The effusive fruition of the great and wonderful dhamma has become known by countless persons alive today. It is your privilege and duty to find them and test them and be affected by them in order to answer your question for yourself.
Anyone can deny and question the profundity of realization or Nibbana being present in another person, reality is up to you. Nibbana is up to you. How many may have walked casually by the Buddha without a second glance? How many submitted themselves to his presence and instruction? How many benefited?
If you must find the answer to your question it will be a solo journey, the opinions of others can only take you so far.
"Are there any body who achieved Nibbana currently (in the current world). If so give one or two names, please".
The easiest answer to the above question is to say 'Not known'. However, please consider the following. The name Lord Buddha (Bhagava Buddho) gave to his teaching is Dhamma-Vinaya. Dhamma cannot be understood because it is based on: Dukkha Ariyasacca. Dukkha (dukkham) cannot be translated into English. See the following quote from the entry, Dukkha in the PED.
B. (nt.; but pl. also dukkhā, e. g. S i.23; Sn 728; Dh 202, 203, 221. Spelling dukha (after sukha) at Dh 83, 203). There is no word in English covering the same ground as Dukkha does in Pali.

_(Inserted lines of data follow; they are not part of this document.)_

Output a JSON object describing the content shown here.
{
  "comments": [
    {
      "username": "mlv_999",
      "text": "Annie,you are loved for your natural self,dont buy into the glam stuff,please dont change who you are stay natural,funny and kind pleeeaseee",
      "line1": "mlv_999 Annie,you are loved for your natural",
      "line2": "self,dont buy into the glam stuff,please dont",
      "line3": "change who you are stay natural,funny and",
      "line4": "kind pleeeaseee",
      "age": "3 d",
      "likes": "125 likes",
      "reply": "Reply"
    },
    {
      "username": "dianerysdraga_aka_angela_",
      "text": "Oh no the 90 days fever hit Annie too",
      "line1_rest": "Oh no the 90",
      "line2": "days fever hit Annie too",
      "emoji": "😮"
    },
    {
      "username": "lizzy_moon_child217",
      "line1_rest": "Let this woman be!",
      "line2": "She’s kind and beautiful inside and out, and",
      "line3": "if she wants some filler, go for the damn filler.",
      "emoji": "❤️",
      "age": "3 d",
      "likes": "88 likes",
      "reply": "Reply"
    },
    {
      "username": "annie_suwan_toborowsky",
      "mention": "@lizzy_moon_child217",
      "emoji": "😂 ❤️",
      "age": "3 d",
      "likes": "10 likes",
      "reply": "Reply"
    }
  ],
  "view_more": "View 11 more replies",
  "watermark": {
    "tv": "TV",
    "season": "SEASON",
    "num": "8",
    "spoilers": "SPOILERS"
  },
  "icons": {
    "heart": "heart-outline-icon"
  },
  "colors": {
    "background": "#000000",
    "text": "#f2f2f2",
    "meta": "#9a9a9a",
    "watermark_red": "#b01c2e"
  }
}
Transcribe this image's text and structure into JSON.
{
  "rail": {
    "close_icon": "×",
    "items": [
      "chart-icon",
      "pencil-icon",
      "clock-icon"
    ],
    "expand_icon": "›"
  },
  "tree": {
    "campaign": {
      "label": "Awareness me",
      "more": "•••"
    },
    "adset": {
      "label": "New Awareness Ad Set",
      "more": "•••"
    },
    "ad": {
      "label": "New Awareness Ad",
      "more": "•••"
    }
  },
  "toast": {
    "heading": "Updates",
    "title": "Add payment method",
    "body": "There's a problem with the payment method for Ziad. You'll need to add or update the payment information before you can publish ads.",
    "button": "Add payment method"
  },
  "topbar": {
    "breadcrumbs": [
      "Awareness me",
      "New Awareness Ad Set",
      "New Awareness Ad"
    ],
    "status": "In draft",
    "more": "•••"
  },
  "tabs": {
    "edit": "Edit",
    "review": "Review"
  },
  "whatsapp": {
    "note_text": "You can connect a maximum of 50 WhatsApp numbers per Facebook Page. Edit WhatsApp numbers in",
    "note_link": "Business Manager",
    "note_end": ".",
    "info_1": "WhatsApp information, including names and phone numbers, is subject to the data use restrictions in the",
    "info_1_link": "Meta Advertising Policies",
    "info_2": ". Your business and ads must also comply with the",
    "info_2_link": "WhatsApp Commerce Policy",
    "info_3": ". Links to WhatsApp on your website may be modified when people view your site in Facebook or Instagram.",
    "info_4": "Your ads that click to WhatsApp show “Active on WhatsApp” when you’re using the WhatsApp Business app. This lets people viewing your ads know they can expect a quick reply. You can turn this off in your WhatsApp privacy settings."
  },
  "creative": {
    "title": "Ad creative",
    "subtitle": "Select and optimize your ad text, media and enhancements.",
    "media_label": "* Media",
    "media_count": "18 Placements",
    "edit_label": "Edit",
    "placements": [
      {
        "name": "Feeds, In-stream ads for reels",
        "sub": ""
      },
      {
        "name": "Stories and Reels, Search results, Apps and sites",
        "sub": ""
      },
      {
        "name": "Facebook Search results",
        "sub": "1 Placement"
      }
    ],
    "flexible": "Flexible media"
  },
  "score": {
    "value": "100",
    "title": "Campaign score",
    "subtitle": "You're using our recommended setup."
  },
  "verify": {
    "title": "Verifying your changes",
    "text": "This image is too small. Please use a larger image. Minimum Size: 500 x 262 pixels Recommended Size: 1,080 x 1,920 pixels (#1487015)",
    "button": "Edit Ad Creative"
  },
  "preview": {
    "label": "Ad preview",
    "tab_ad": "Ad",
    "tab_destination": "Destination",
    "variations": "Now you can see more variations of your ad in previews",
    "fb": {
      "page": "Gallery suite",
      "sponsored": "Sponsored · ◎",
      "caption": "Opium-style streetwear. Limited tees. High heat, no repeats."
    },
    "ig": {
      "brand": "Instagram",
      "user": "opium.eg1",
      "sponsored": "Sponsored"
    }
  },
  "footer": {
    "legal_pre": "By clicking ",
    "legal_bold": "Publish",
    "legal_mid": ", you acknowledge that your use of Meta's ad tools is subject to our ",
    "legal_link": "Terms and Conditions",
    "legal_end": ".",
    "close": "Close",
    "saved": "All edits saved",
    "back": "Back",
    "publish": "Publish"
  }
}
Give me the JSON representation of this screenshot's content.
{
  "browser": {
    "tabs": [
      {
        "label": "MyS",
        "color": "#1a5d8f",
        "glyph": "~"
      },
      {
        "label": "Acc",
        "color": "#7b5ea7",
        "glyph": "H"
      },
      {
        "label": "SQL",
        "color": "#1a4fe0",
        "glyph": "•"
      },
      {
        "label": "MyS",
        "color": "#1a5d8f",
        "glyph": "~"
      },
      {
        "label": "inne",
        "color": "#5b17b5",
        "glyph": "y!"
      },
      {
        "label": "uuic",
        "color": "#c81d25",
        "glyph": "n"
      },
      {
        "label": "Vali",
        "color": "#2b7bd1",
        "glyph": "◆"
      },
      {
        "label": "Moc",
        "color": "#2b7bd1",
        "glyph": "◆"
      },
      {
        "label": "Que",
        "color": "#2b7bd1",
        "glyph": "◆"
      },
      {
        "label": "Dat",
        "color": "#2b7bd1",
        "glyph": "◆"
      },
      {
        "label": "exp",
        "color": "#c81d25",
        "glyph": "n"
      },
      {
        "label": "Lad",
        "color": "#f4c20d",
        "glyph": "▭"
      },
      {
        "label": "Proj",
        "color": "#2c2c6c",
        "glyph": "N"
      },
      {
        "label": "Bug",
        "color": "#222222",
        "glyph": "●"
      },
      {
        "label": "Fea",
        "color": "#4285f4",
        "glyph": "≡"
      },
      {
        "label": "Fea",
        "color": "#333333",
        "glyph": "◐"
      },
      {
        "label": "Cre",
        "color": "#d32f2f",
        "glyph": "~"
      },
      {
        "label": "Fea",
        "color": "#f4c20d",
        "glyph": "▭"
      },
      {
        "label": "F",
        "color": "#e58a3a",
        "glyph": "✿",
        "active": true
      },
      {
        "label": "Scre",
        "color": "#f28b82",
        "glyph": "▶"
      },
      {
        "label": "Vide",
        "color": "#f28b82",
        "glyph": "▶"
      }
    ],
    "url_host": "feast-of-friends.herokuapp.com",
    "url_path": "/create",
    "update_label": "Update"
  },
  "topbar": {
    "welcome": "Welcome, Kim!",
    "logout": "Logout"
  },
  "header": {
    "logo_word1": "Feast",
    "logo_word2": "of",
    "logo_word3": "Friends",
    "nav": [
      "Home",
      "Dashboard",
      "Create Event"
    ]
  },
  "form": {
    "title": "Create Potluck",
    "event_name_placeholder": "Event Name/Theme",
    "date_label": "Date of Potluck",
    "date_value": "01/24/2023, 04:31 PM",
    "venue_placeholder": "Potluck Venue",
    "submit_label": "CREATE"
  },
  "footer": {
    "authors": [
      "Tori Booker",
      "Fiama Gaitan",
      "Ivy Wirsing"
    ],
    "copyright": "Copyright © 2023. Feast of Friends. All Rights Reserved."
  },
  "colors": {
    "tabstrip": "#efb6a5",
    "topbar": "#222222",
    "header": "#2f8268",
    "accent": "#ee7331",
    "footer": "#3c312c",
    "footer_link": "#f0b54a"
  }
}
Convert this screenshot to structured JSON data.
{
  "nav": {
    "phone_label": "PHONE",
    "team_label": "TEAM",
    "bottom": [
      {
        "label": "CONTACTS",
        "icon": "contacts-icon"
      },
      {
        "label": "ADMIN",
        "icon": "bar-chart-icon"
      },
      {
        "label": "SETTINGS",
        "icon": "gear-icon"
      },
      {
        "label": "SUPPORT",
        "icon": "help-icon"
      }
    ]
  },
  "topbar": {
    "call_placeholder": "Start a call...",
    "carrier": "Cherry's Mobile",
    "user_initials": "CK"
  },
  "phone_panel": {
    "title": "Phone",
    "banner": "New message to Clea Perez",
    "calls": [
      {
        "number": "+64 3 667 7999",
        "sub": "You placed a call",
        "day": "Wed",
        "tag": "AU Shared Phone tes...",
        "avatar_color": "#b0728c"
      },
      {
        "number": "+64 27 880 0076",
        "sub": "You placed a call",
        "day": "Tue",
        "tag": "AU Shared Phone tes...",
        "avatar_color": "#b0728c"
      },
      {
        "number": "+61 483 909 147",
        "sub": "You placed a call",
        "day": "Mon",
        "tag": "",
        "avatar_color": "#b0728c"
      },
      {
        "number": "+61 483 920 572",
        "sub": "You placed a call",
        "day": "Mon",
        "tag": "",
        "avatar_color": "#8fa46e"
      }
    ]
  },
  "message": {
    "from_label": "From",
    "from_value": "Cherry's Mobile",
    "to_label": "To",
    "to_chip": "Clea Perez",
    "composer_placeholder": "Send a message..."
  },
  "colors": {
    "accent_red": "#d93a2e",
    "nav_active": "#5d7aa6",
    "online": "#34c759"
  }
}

Our modern words are too specialised, too limited, and usually too strong. Sukha & dukkha are ease and dis-ease (but we use disease in another sense); or wealth and ilth from well & ill (but we have now lost ilth); or wellbeing and ill-ness (but illness means something else in English). We are forced, therefore, in translation to use half synonyms, no one of which is exact. Dukkha is equally mental & physical. Pain is too predominantly physical, sorrow too exclusively mental, but in some connections they have to be used in default of any more exact rendering. Discomfort, suffering, ill, and trouble can occasionally be used in certain connections. Misery, distress, agony, affliction and woe are never right. They are all much too strong & are only mental (see Mrs. Rh. D. Bud. Psy. 83 -- 86, quoting Ledi Sadaw).
Ariyasacca is usually given the English Equivalent 'Noble Truth'. The term 'noble truth' is not in Oxford Dictionaries. That means it is not an English word.
No one understands the Dukkha Ariyasacca, therefore they cannot understand Nibbana. Therefore the question is meaningless.